- 9 p.m. ET (June 11) / 9 a.m. Singapore (June 12): President Trump and Kim Jong Un greet each other. This is the big moment. Cameras will be there to capture their expected handshake.
- 9:15 p.m. ET (June 11) / 9:15 a.m. Singapore (June 12): President Trump and Kim Jong Un participate in a one-on-one bilateral meeting.
- 10 p.m. ET (June 11) / 10 a.m. Singapore (June 12): President Trump and Kim Jong Un participate in an expanded bilateral meeting.
- 11:30 p.m. ET (June 11) / 11:30 a.m. Singapore (June 12): President Trump and Kim Jong Un have a working lunch.
- 4 a.m. ET (June 12) / 4 p.m. Singapore: President Trump is expected to speak with reporters.
- 6:30 a.m. ET / 6:30 p.m. Singapore: President Trump departs Capella Singapore for Paya Lebar Air Base Singapore.
- 7 a.m. ET / 7 p.m. Singapore: Trump departs Paya Lebar Air Base, Singapore, en route to Andersen Air Force Base, Guam. From there, he will travel on to the United States.
Before he left for his summit with North Korea’s Kim Jong Un in Singapore, President Trump attended another high-profile meeting: The G7 in Canada.
This summit, which is a gathering of leaders from seven allied countries, is usually a meeting among friends. But not what quite happened.
As CNN’s Chris Cillizza put it: “Whatever happens in Singapore over the next day or two, it’s uniquely possible — and maybe even likely — that what Trump did in Quebec on Friday and Saturday will matter more in the country’s long-term geopolitical future, and not in a good way.”
Here’s what happened — all before landing in Singapore:
- Friday morning: Before Trump even left for the meeting, he floated the possibility of Russia rejoining the G7.
- Saturday morning: Trump arrived late for a gathering of G7 leaders focused on gender diversity. They started the meeting without him.
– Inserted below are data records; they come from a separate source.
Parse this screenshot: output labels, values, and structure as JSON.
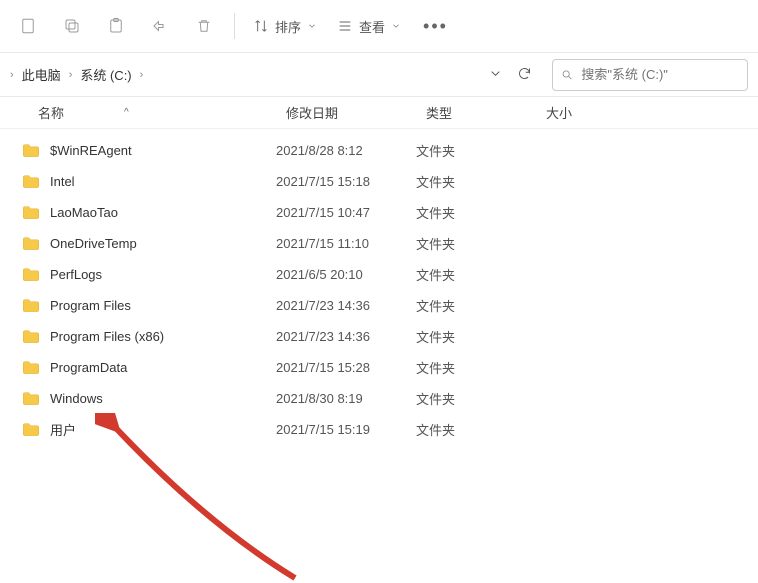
{
  "toolbar": {
    "sort_label": "排序",
    "view_label": "查看"
  },
  "breadcrumb": {
    "items": [
      "",
      "此电脑",
      "系统 (C:)"
    ]
  },
  "search": {
    "placeholder": "搜索\"系统 (C:)\""
  },
  "columns": {
    "name": "名称",
    "date": "修改日期",
    "type": "类型",
    "size": "大小"
  },
  "rows": [
    {
      "name": "$WinREAgent",
      "date": "2021/8/28 8:12",
      "type": "文件夹"
    },
    {
      "name": "Intel",
      "date": "2021/7/15 15:18",
      "type": "文件夹"
    },
    {
      "name": "LaoMaoTao",
      "date": "2021/7/15 10:47",
      "type": "文件夹"
    },
    {
      "name": "OneDriveTemp",
      "date": "2021/7/15 11:10",
      "type": "文件夹"
    },
    {
      "name": "PerfLogs",
      "date": "2021/6/5 20:10",
      "type": "文件夹"
    },
    {
      "name": "Program Files",
      "date": "2021/7/23 14:36",
      "type": "文件夹"
    },
    {
      "name": "Program Files (x86)",
      "date": "2021/7/23 14:36",
      "type": "文件夹"
    },
    {
      "name": "ProgramData",
      "date": "2021/7/15 15:28",
      "type": "文件夹"
    },
    {
      "name": "Windows",
      "date": "2021/8/30 8:19",
      "type": "文件夹"
    },
    {
      "name": "用户",
      "date": "2021/7/15 15:19",
      "type": "文件夹"
    }
  ]
}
- Later that day: Trump held a news conference before he left Quebec. He described the meeting as a “10” out of 10 and insisted he had very close personal relationships with, among others, Canadian Prime Minister Justin Trudeau, French President Emmanuel Macron and German Chancellor Angela Merkel.
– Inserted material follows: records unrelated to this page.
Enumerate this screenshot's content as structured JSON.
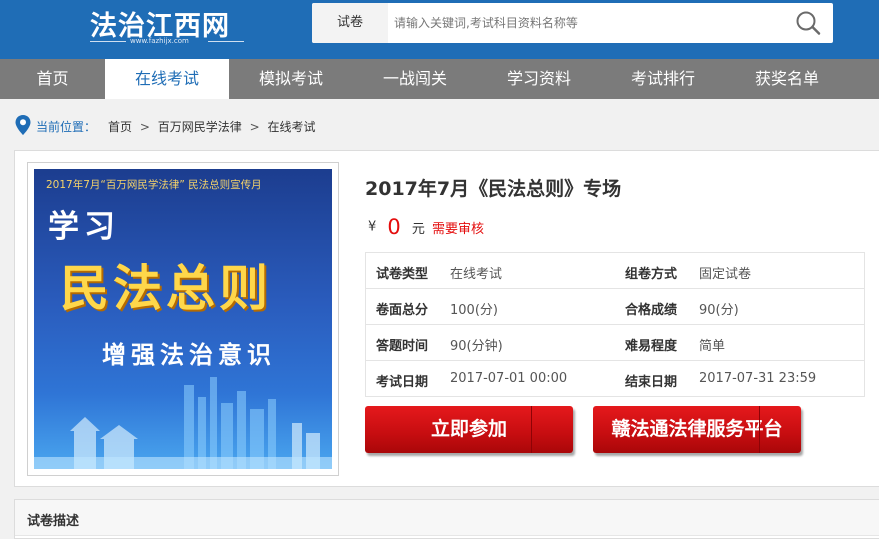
{
  "site": {
    "logo_title": "法治江西网",
    "logo_url": "www.fazhijx.com"
  },
  "search": {
    "type_label": "试卷",
    "placeholder": "请输入关键词,考试科目资料名称等",
    "button_icon": "search-icon"
  },
  "nav": {
    "items": [
      {
        "label": "首页"
      },
      {
        "label": "在线考试",
        "active": true
      },
      {
        "label": "模拟考试"
      },
      {
        "label": "一战闯关"
      },
      {
        "label": "学习资料"
      },
      {
        "label": "考试排行"
      },
      {
        "label": "获奖名单"
      }
    ]
  },
  "breadcrumb": {
    "label": "当前位置：",
    "items": [
      "首页",
      "百万网民学法律",
      "在线考试"
    ],
    "separator": ">"
  },
  "exam": {
    "title": "2017年7月《民法总则》专场",
    "price": {
      "currency": "¥",
      "value": "0",
      "unit": "元",
      "note": "需要审核"
    },
    "cover": {
      "top_text": "2017年7月“百万网民学法律”  民法总则宣传月",
      "line1": "学习",
      "line2": "民法总则",
      "line3": "增强法治意识"
    },
    "details": [
      {
        "left_label": "试卷类型",
        "left_value": "在线考试",
        "right_label": "组卷方式",
        "right_value": "固定试卷"
      },
      {
        "left_label": "卷面总分",
        "left_value": "100(分)",
        "right_label": "合格成绩",
        "right_value": "90(分)"
      },
      {
        "left_label": "答题时间",
        "left_value": "90(分钟)",
        "right_label": "难易程度",
        "right_value": "简单"
      },
      {
        "left_label": "考试日期",
        "left_value": "2017-07-01 00:00",
        "right_label": "结束日期",
        "right_value": "2017-07-31 23:59"
      }
    ],
    "buttons": {
      "join": "立即参加",
      "platform": "赣法通法律服务平台"
    }
  },
  "description": {
    "title": "试卷描述"
  },
  "colors": {
    "brand_blue": "#1f6db6",
    "nav_gray": "#7b7b7b",
    "price_red": "#e40c0c",
    "button_red": "#d11215"
  }
}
- While on Air Force One: Trump, who had apparently watched this Trudeau press conference, tweeted an attack on the Canadian Prime Minister.